_TASK REQUIREMENTS_: Apart from the pictures, every entry must be retyped exactly.

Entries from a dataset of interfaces
- - - -

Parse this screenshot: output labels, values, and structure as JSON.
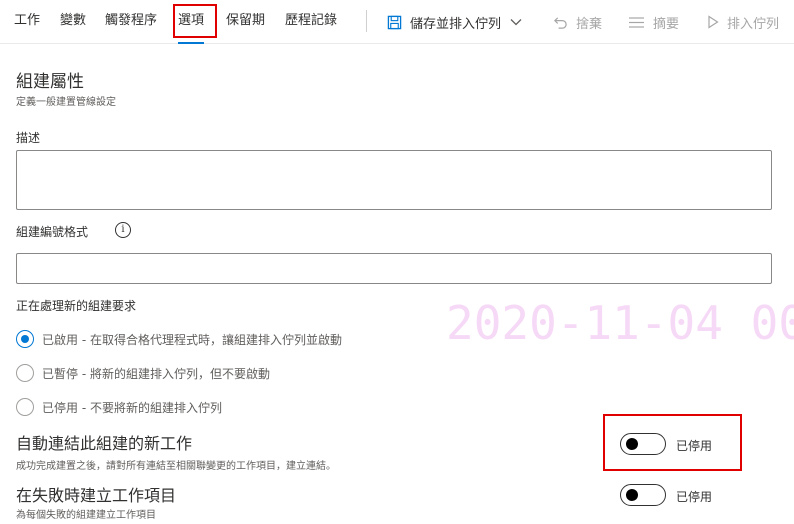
{
  "tabs": [
    {
      "label": "工作"
    },
    {
      "label": "變數"
    },
    {
      "label": "觸發程序"
    },
    {
      "label": "選項"
    },
    {
      "label": "保留期"
    },
    {
      "label": "歷程記錄"
    }
  ],
  "actions": {
    "save_queue": "儲存並排入佇列",
    "discard": "捨棄",
    "summary": "摘要",
    "queue": "排入佇列"
  },
  "section": {
    "title": "組建屬性",
    "subtitle": "定義一般建置管線設定"
  },
  "fields": {
    "description_label": "描述",
    "description_value": "",
    "build_number_label": "組建編號格式",
    "build_number_value": "",
    "info_icon": "i"
  },
  "new_build_requests": {
    "label": "正在處理新的組建要求",
    "options": [
      {
        "label": "已啟用 - 在取得合格代理程式時，讓組建排入佇列並啟動",
        "checked": true
      },
      {
        "label": "已暫停 - 將新的組建排入佇列，但不要啟動",
        "checked": false
      },
      {
        "label": "已停用 - 不要將新的組建排入佇列",
        "checked": false
      }
    ]
  },
  "watermark": "2020-11-04  00",
  "auto_link": {
    "title": "自動連結此組建的新工作",
    "desc": "成功完成建置之後，請對所有連結至相關聯變更的工作項目，建立連結。",
    "toggle_label": "已停用",
    "enabled": false
  },
  "create_work_item": {
    "title": "在失敗時建立工作項目",
    "desc": "為每個失敗的組建建立工作項目",
    "toggle_label": "已停用",
    "enabled": false
  },
  "colors": {
    "accent": "#0078d4",
    "highlight": "#e00000",
    "watermark": "#f6d9f6"
  }
}
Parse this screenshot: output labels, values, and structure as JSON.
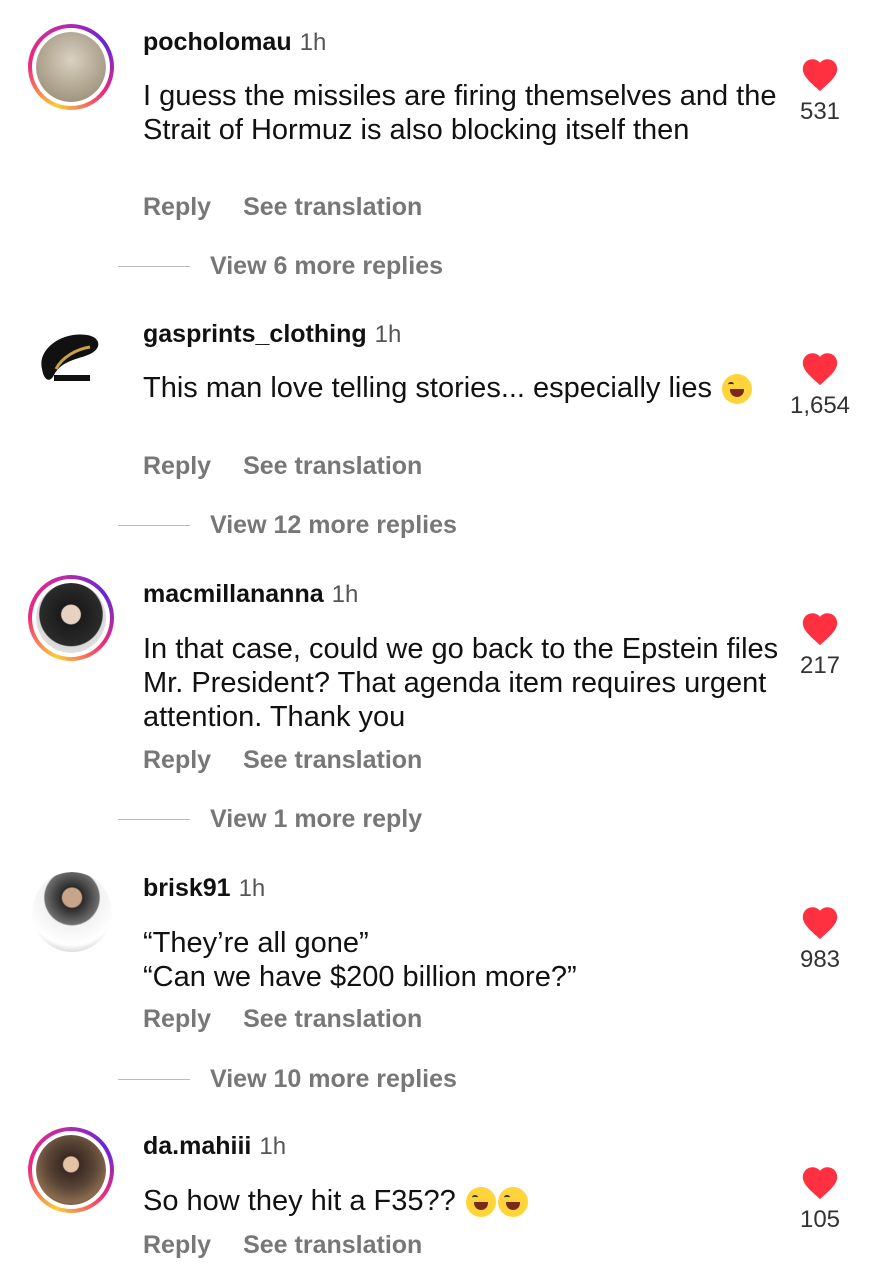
{
  "comments": [
    {
      "username": "pocholomau",
      "time": "1h",
      "text": "I guess the missiles are firing themselves and the Strait of Hormuz is also blocking itself then",
      "likes": "531",
      "reply": "Reply",
      "see_translation": "See translation",
      "more_replies": "View 6 more replies"
    },
    {
      "username": "gasprints_clothing",
      "time": "1h",
      "text": "This man love telling stories... especially lies",
      "likes": "1,654",
      "reply": "Reply",
      "see_translation": "See translation",
      "more_replies": "View 12 more replies"
    },
    {
      "username": "macmillananna",
      "time": "1h",
      "text": "In that case, could we go back to the Epstein files Mr. President? That agenda item requires urgent attention. Thank you",
      "likes": "217",
      "reply": "Reply",
      "see_translation": "See translation",
      "more_replies": "View 1 more reply"
    },
    {
      "username": "brisk91",
      "time": "1h",
      "text_line1": "“They’re all gone”",
      "text_line2": "“Can we have $200 billion more?”",
      "likes": "983",
      "reply": "Reply",
      "see_translation": "See translation",
      "more_replies": "View 10 more replies"
    },
    {
      "username": "da.mahiii",
      "time": "1h",
      "text": "So how they hit a F35??",
      "likes": "105",
      "reply": "Reply",
      "see_translation": "See translation"
    }
  ],
  "colors": {
    "heart": "#ff3040",
    "story_ring_start": "#f9ce34",
    "story_ring_end": "#6228d7"
  },
  "icons": {
    "like": "heart-icon",
    "emoji": "laughing-emoji-icon"
  }
}
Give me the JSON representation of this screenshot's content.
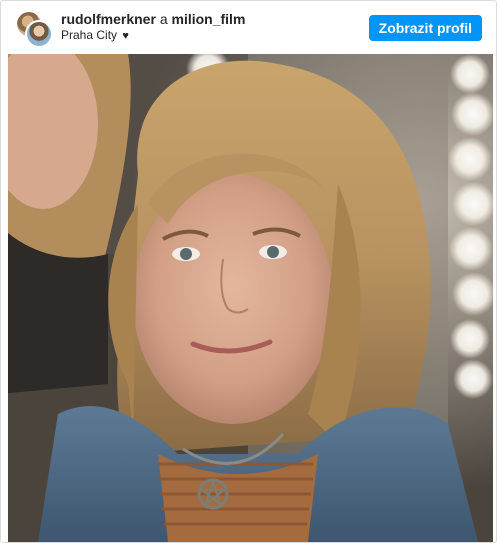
{
  "post": {
    "author_primary": "rudolfmerkner",
    "connector": "a",
    "author_secondary": "milion_film",
    "location": "Praha City",
    "location_suffix_icon": "heart-icon",
    "view_profile_label": "Zobrazit profil"
  },
  "colors": {
    "button_bg": "#0095f6",
    "button_text": "#ffffff",
    "text": "#262626",
    "border": "#dbdbdb"
  },
  "photo": {
    "icon": "portrait-photo"
  }
}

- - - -

_FINISHED EXERCISE_:
Parse this screenshot: output labels, values, and structure as JSON.
{
  "tabs": [
    {
      "label": "工作"
    },
    {
      "label": "變數"
    },
    {
      "label": "觸發程序"
    },
    {
      "label": "選項"
    },
    {
      "label": "保留期"
    },
    {
      "label": "歷程記錄"
    }
  ],
  "actions": {
    "save_queue": "儲存並排入佇列",
    "discard": "捨棄",
    "summary": "摘要",
    "queue": "排入佇列"
  },
  "section": {
    "title": "組建屬性",
    "subtitle": "定義一般建置管線設定"
  },
  "fields": {
    "description_label": "描述",
    "description_value": "",
    "build_number_label": "組建編號格式",
    "build_number_value": "",
    "info_icon": "i"
  },
  "new_build_requests": {
    "label": "正在處理新的組建要求",
    "options": [
      {
        "label": "已啟用 - 在取得合格代理程式時，讓組建排入佇列並啟動",
        "checked": true
      },
      {
        "label": "已暫停 - 將新的組建排入佇列，但不要啟動",
        "checked": false
      },
      {
        "label": "已停用 - 不要將新的組建排入佇列",
        "checked": false
      }
    ]
  },
  "watermark": "2020-11-04  00",
  "auto_link": {
    "title": "自動連結此組建的新工作",
    "desc": "成功完成建置之後，請對所有連結至相關聯變更的工作項目，建立連結。",
    "toggle_label": "已停用",
    "enabled": false
  },
  "create_work_item": {
    "title": "在失敗時建立工作項目",
    "desc": "為每個失敗的組建建立工作項目",
    "toggle_label": "已停用",
    "enabled": false
  },
  "colors": {
    "accent": "#0078d4",
    "highlight": "#e00000",
    "watermark": "#f6d9f6"
  }
}
Parse this screenshot: output labels, values, and structure as JSON.
{
  "comments": [
    {
      "username": "pocholomau",
      "time": "1h",
      "text": "I guess the missiles are firing themselves and the Strait of Hormuz is also blocking itself then",
      "likes": "531",
      "reply": "Reply",
      "see_translation": "See translation",
      "more_replies": "View 6 more replies"
    },
    {
      "username": "gasprints_clothing",
      "time": "1h",
      "text": "This man love telling stories... especially lies",
      "likes": "1,654",
      "reply": "Reply",
      "see_translation": "See translation",
      "more_replies": "View 12 more replies"
    },
    {
      "username": "macmillananna",
      "time": "1h",
      "text": "In that case, could we go back to the Epstein files Mr. President? That agenda item requires urgent attention. Thank you",
      "likes": "217",
      "reply": "Reply",
      "see_translation": "See translation",
      "more_replies": "View 1 more reply"
    },
    {
      "username": "brisk91",
      "time": "1h",
      "text_line1": "“They’re all gone”",
      "text_line2": "“Can we have $200 billion more?”",
      "likes": "983",
      "reply": "Reply",
      "see_translation": "See translation",
      "more_replies": "View 10 more replies"
    },
    {
      "username": "da.mahiii",
      "time": "1h",
      "text": "So how they hit a F35??",
      "likes": "105",
      "reply": "Reply",
      "see_translation": "See translation"
    }
  ],
  "colors": {
    "heart": "#ff3040",
    "story_ring_start": "#f9ce34",
    "story_ring_end": "#6228d7"
  },
  "icons": {
    "like": "heart-icon",
    "emoji": "laughing-emoji-icon"
  }
}
Give me the JSON representation of this screenshot's content.
{
  "post": {
    "author_primary": "rudolfmerkner",
    "connector": "a",
    "author_secondary": "milion_film",
    "location": "Praha City",
    "location_suffix_icon": "heart-icon",
    "view_profile_label": "Zobrazit profil"
  },
  "colors": {
    "button_bg": "#0095f6",
    "button_text": "#ffffff",
    "text": "#262626",
    "border": "#dbdbdb"
  },
  "photo": {
    "icon": "portrait-photo"
  }
}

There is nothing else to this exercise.